Today’s Guest Post is by Kevin Eikenberry, from The Eikenberry Group. His blog Leadership and Learning has been a mainstay in our weekly reading and he has worked for years with organizations and individuals in helping them improve their leadership. You can get a copy of his latest book here From Bud to Boss and follow up on the review we gave on this blog last week.
And now, here’s Kevin:
In certain situations we all understand and value the importance of encouragement.
Take, with kids for example. When they are learning to walk and talk, there is tons of encouragement from every adult around. We know that if they keep at it they will succeed.
Take, our friends as a second example. When our closest friends are down or in pain, we all have provided encouragement and support, knowing that our encouragement would help them through a difficult time.

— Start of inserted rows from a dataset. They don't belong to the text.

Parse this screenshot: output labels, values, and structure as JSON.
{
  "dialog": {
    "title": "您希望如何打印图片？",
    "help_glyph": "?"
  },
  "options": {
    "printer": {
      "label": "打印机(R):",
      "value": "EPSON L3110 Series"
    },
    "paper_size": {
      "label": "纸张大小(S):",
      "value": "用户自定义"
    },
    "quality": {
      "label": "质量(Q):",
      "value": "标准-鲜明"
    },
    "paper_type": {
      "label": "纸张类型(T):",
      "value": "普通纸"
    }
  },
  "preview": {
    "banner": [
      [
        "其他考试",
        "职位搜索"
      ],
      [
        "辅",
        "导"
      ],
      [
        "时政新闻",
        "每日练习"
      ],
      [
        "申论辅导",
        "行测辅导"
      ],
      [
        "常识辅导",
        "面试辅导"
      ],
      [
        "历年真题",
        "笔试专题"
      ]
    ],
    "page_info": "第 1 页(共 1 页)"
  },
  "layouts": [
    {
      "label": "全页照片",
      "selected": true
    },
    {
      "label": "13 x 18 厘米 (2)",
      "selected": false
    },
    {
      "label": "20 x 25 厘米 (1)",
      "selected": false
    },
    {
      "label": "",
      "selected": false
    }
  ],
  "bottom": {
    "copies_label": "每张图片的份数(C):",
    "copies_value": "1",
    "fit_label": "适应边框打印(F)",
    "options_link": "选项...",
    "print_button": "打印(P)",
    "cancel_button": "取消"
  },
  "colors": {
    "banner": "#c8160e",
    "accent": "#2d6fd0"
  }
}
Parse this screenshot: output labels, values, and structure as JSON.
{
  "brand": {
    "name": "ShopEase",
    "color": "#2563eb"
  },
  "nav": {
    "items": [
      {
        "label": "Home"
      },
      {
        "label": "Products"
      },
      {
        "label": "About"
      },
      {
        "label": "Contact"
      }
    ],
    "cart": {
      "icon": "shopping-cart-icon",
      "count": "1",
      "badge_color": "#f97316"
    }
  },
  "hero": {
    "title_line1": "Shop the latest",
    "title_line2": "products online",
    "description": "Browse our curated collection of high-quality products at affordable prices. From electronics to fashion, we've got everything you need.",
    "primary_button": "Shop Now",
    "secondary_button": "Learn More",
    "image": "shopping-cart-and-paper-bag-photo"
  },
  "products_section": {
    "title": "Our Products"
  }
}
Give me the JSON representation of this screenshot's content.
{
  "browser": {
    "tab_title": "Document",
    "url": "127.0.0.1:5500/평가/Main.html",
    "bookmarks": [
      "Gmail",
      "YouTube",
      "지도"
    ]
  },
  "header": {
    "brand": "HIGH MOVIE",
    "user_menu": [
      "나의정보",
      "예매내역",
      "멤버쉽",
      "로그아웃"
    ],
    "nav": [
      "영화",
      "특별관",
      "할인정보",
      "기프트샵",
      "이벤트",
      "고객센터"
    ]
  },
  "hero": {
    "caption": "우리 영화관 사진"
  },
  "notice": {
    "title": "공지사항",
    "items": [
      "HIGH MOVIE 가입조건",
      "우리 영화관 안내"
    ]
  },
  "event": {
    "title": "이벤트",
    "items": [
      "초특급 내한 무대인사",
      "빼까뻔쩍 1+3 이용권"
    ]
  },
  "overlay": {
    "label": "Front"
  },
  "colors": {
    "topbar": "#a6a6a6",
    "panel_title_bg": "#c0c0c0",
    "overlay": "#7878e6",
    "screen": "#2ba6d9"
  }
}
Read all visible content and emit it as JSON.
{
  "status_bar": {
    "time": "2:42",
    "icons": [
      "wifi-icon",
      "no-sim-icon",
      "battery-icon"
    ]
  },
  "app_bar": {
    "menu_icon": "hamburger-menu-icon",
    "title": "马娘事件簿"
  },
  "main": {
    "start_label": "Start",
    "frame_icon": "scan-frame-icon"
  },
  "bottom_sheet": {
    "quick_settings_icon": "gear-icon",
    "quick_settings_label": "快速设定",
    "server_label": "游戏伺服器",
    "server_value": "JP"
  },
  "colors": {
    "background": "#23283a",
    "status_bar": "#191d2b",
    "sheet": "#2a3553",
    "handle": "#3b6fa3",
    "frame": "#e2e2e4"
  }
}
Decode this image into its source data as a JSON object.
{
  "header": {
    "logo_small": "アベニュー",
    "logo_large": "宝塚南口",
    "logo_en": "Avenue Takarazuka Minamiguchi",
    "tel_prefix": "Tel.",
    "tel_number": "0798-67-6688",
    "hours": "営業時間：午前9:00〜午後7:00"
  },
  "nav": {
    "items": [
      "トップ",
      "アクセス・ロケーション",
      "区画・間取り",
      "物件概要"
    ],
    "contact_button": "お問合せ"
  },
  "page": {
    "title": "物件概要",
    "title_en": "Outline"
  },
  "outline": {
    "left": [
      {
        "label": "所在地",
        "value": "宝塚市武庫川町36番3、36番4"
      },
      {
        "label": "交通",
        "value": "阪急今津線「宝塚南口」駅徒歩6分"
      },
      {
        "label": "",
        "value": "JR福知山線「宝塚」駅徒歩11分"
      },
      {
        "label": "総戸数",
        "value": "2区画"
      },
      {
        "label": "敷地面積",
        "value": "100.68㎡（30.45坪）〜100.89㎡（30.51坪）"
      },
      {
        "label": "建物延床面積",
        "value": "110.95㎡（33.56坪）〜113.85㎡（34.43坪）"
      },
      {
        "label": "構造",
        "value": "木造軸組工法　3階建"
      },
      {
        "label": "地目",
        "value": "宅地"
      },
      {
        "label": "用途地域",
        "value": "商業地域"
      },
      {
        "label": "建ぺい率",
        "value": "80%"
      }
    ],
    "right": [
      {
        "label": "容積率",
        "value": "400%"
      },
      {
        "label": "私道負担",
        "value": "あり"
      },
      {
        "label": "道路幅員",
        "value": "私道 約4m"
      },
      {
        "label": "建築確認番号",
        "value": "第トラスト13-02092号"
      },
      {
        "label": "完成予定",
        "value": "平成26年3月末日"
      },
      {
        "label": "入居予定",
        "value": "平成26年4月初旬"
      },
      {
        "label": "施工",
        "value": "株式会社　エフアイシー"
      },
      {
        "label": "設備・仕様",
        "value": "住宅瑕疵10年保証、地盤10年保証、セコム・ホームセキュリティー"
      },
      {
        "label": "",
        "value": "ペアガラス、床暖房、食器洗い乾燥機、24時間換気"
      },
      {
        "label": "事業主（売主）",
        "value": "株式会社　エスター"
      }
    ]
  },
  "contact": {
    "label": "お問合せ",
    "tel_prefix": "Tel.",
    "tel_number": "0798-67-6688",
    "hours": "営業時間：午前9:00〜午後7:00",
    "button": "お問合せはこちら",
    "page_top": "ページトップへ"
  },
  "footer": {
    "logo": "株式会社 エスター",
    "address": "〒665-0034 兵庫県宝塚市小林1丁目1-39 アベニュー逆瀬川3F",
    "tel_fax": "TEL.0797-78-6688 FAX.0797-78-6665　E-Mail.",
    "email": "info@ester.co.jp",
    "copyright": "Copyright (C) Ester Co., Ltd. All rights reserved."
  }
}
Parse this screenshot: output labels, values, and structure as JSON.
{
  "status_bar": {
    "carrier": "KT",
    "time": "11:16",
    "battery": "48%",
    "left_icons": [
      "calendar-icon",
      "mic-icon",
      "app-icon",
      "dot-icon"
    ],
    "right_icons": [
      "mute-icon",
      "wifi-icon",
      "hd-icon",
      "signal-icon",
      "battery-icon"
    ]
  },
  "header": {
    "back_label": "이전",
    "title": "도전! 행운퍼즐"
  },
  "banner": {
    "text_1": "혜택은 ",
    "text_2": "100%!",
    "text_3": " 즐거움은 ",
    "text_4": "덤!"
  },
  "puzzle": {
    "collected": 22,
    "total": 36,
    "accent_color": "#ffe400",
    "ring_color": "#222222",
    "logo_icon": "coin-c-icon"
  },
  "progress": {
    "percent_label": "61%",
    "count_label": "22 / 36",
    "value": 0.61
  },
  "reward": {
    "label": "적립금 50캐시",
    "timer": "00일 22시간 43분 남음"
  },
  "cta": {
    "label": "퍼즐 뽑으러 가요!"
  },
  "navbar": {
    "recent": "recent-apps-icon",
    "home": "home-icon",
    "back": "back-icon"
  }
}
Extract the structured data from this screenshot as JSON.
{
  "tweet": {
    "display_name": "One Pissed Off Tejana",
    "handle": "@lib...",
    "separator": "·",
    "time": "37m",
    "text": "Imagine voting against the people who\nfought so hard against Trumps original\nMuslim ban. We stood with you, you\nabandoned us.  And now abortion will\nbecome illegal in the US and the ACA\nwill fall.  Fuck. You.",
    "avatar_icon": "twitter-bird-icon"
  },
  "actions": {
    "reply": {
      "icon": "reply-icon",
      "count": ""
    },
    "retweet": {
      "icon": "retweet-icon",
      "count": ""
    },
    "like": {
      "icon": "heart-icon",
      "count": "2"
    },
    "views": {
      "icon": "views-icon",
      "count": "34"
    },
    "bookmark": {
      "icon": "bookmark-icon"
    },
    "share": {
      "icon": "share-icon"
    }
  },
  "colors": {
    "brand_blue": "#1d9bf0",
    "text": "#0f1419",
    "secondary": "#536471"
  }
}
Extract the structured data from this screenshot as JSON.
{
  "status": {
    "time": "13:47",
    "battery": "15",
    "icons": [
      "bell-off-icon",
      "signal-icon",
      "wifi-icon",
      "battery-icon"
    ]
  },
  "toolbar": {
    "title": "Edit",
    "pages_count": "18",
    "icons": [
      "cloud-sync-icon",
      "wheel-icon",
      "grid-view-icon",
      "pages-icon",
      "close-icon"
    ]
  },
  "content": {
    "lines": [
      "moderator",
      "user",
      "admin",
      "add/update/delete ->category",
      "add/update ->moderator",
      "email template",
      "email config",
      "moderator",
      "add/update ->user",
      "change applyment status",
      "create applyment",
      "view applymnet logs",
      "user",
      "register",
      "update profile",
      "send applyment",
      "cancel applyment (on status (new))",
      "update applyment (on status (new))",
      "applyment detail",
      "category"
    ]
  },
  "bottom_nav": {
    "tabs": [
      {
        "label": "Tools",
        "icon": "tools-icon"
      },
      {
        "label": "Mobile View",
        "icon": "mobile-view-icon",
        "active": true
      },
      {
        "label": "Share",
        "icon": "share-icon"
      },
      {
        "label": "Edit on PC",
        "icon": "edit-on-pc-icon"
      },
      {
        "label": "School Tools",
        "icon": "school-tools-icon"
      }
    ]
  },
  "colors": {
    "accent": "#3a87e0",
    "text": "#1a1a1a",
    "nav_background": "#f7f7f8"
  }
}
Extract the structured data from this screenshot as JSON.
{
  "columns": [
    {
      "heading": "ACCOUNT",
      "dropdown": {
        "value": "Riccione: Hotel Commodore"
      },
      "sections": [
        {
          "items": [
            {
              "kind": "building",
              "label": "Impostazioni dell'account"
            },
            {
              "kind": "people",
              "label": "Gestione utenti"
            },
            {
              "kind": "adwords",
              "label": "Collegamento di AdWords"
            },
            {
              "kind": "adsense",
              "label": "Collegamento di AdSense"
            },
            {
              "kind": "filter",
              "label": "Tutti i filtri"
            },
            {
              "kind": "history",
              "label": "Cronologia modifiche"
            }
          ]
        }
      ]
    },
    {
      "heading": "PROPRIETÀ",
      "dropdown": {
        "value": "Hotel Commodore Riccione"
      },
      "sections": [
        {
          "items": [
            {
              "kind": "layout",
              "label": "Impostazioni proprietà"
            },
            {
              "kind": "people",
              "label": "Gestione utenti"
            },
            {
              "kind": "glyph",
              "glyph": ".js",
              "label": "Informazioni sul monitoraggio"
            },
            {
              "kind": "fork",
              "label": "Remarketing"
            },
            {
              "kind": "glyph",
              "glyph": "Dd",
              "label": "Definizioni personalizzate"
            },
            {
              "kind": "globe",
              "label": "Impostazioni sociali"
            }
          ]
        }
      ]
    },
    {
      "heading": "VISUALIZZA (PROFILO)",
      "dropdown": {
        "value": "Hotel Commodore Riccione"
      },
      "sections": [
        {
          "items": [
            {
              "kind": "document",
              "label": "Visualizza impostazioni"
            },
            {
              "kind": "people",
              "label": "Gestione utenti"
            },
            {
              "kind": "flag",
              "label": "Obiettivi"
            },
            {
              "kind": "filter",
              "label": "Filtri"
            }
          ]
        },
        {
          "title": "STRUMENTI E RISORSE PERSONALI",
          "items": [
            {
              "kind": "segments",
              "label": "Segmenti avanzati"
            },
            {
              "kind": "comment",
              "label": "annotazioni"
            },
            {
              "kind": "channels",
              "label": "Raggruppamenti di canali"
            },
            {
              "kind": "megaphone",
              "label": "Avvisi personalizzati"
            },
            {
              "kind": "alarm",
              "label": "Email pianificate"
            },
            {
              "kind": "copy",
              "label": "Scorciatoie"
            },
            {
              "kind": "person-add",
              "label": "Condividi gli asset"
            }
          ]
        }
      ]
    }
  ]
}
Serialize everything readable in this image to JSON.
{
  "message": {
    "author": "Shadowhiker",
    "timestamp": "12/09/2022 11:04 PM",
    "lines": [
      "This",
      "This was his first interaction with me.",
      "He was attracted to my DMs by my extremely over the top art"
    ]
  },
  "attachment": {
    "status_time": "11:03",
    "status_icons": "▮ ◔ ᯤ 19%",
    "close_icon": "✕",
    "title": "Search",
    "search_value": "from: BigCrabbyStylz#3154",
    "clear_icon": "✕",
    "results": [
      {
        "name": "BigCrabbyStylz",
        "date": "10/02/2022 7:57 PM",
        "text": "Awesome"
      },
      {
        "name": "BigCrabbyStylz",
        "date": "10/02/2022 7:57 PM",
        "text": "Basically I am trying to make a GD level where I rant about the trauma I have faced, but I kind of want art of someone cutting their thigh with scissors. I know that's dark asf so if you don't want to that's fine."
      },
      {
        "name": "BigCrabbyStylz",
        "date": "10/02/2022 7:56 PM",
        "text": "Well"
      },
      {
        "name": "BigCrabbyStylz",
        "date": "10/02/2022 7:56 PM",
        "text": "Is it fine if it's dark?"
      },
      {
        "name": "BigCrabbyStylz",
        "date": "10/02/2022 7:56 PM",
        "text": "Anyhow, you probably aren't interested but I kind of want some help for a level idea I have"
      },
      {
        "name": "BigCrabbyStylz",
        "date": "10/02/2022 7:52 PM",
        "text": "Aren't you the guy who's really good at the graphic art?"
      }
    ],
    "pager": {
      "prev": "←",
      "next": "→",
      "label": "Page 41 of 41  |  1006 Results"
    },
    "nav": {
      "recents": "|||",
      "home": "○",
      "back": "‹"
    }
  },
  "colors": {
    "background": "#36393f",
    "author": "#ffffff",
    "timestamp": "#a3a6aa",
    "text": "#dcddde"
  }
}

In both of these situations we realize the other person needs greater courage – either to take another try at a step, or to move past the pain or disappointment they might be feeling. To encourage literally means “to cause or create courage”.
Isn’t courage sometimes lacking at work too?
People lack the courage to try something new.
People lack the courage to do the right thing for the Customer.
People lack the courage to change the work process.
People lack the courage to share a new idea.
(need I go on?)
I talk with leaders all the time that want their team members to “be proactive” and “keep growing”. All too often the biggest barrier in people’s way is fear (of failure, of chastisement, of political suicide, or ridicule, to name a few).
And as we intuitively know, one of the best antidotes for fear is the strong, vibrant, continual and authentic encouragement of others.
If you want people to do more, take on more, and grow; encourage them.
If you want people to try new things, encourage them.
Amongst all of your coaching competencies and fancy coaching models, remember one of the most powerful tools you have.
Ask yourself, who can I encourage today?
Kevin Eikenberry is a two-time bestselling author, speaker, consultant, trainer, coach, leader, learner, husband, and father (not necessarily in that order).